Considering that Gov. Steve Sisolak (D) supports the state’s cannabis industry, advocates are expecting him to sign the measure. Last year, Sisolak pardoned more than 15,000 people with records for low-level cannabis possessions.

  • Insomnia And Autism To Be Legally Treated With Medical Cannabis In New Hampshire 

New Hampshire Gov. Chris Sununu (R) placed his signature on a bill that would broaden the list of qualifying conditions for the state’s medical cannabis program, reported Merry Jane.

The bill will become law on July 21st, enabling doctors to recommend medical cannabis to adults suffering from insomnia or autism spectrum disorder (ASD). Furthermore, physicians will be able to recommend medical cannabis to minors with ASD in the event that conventional medications can be proven to be ineffective. 

  • Tennessee Governor Signs Medical Cannabis Expansion Bill, Turns It Into Law 

Tennessee Gov. Bill Lee signed a narrow medical cannabis expansion bill, SB 118, into law, reports NORML. The new law takes effect immediately.

Under this law, patients that qualify for medical cannabis products could legally use products with no more than 0.9% THC. In-state production does not fall under this law. 

Originally the measure included only intractable epilepsy as a qualifying medical condition, but with this new measure, the following conditions are being added: Alzheimer’s disease; ALS; end-stage cancer or when conventional treatment causes such responses as nausea, vomiting, and pain; IBS including Crohn’s disease and ulcerative colitis; epilepsy or seizures; multiple sclerosis; Parkinson’s disease; HIV or AIDS and sickle cell disease. 

Furthermore, the new law would set up a commission to analyze federal and state medical cannabis laws in order to advise lawmakers on future medical cannabis legislation actions in the state once the cannabis is rescheduled or removed from its Schedule I status of the Controlled Substances Act. 

The report from the commission is expected to be submitted by January 2022. 

Photo by Robert Nelson on Unsplash

 

Posted In: Bill LeeChris SununuConnecticut Cannabis Legalization BillIllinois Senate Cannabis Licensing BillJason RojasJB PritzkerMarijuana MomentMerry JaneNed LamontNevada Cannabis Consumption LoungesNew Hampshire Medical CannabisNORMLRobyn PorterSteve YeagerTennessee Medical CannabisTexas House Psychedelics Research BillCannabisNewsMarkets

Ad Disclosure: The rate information is obtained by Bankrate from the listed institutions. Bankrate cannot guaranty the accuracy or availability of any rates shown above. Institutions may have different rates on their own websites than those posted on Bankrate.com. The listings that appear on this page are from companies from which this website receives compensation, which may impact how, where, and in what order products appear. This table does not include all companies or all available products.

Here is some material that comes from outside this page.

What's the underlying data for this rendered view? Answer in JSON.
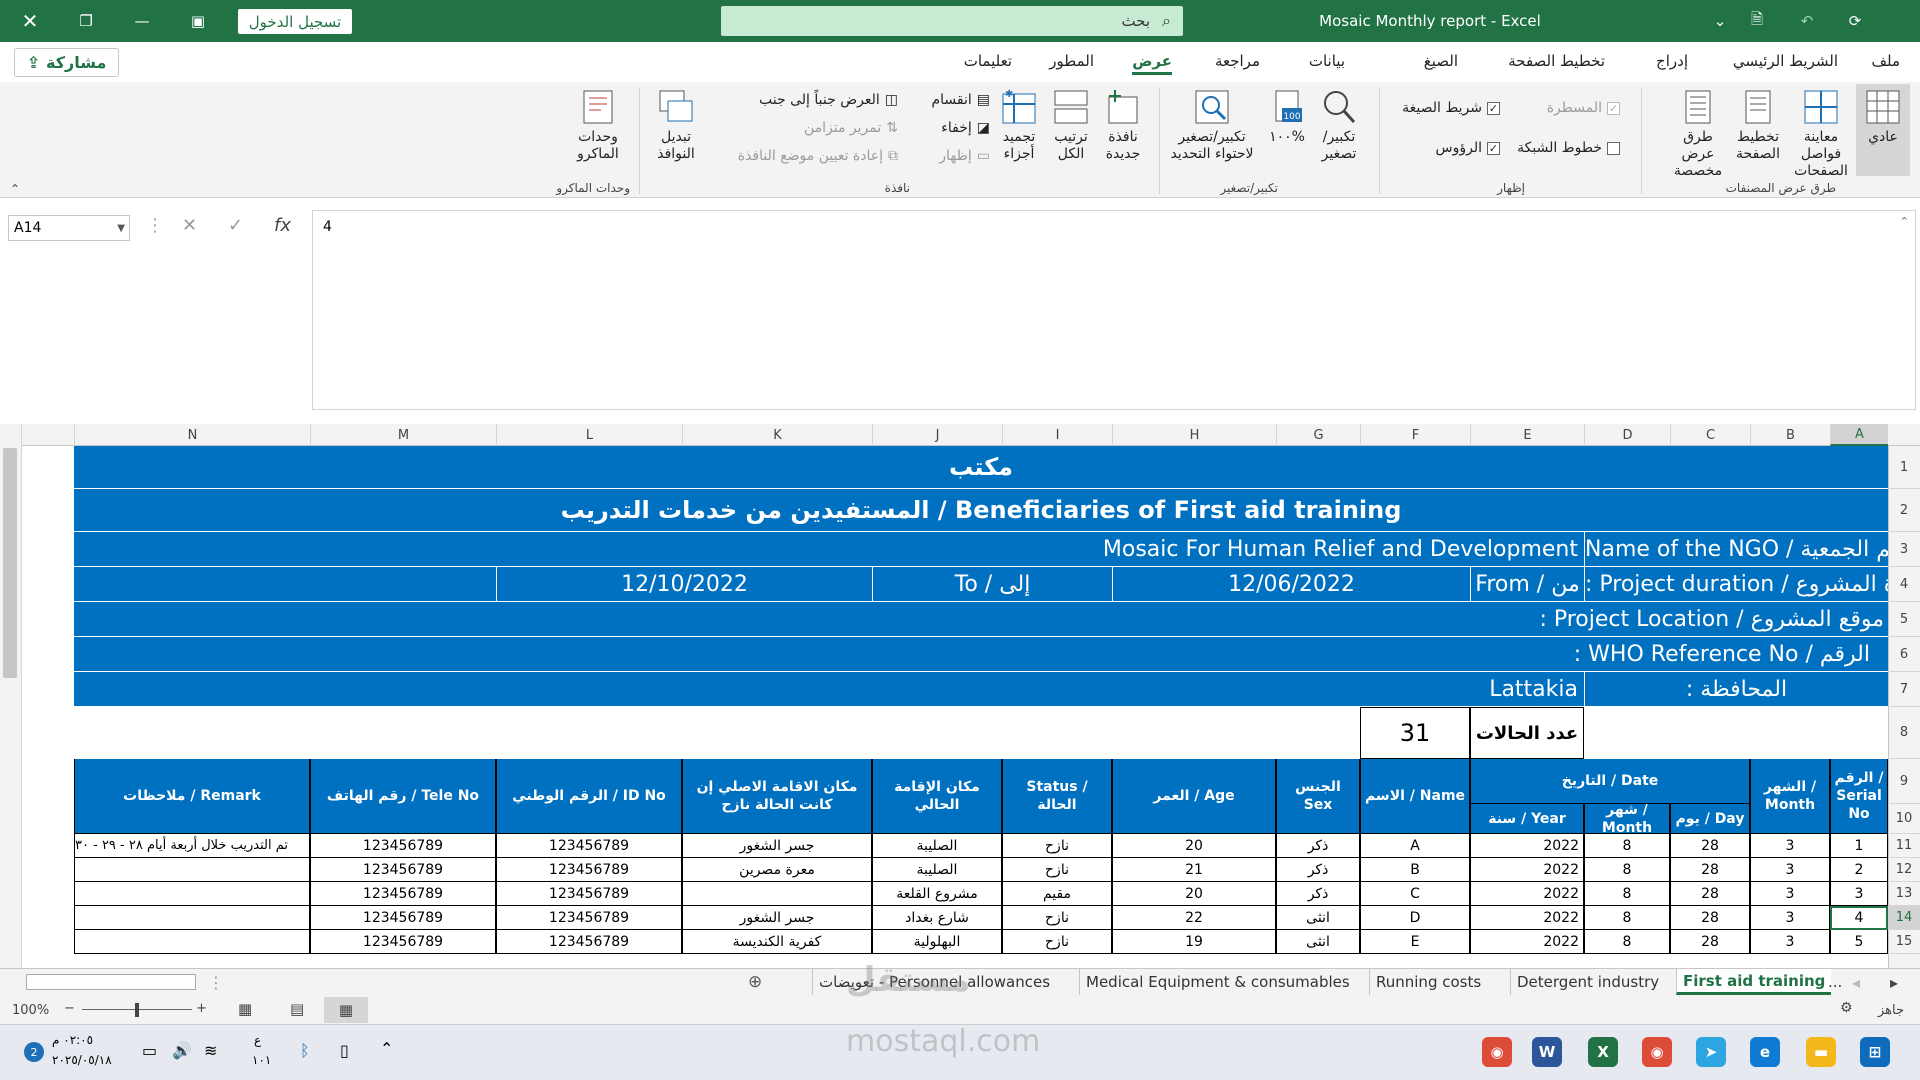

All rates are subject to change without notice and may vary depending on location. These quotes are from banks, thrifts, and credit unions, some of whom have paid for a link to their own Web site where you can find additional information. Those with a paid link are our Advertisers. Those without a paid link are listings we obtain to improve the consumer shopping experience and are not Advertisers. To receive the Bankrate.com rate from an Advertiser, please identify yourself as a Bankrate customer. Bank and thrift deposits are insured by the Federal Deposit Insurance Corp. Credit union deposits are insured by the National Credit Union Administration.

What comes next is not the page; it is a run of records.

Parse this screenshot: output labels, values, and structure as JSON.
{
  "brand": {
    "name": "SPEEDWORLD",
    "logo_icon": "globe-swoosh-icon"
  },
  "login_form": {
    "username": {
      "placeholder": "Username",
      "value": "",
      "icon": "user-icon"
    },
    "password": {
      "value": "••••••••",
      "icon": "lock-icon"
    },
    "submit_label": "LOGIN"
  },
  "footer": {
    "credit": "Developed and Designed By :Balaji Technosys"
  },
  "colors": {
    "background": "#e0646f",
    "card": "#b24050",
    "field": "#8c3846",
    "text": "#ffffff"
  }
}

Consumer Satisfaction: Bankrate attempts to verify the accuracy and availability of its Advertisers' terms through its quality assurance process and requires Advertisers to agree to our Terms and Conditions and to adhere to our Quality Control Program. If you believe that you have received an inaccurate quote or are otherwise not satisfied with the services provided to you by the institution you choose, please click here.

Rate collection and criteria: Click here for more information on rate collection and criteria.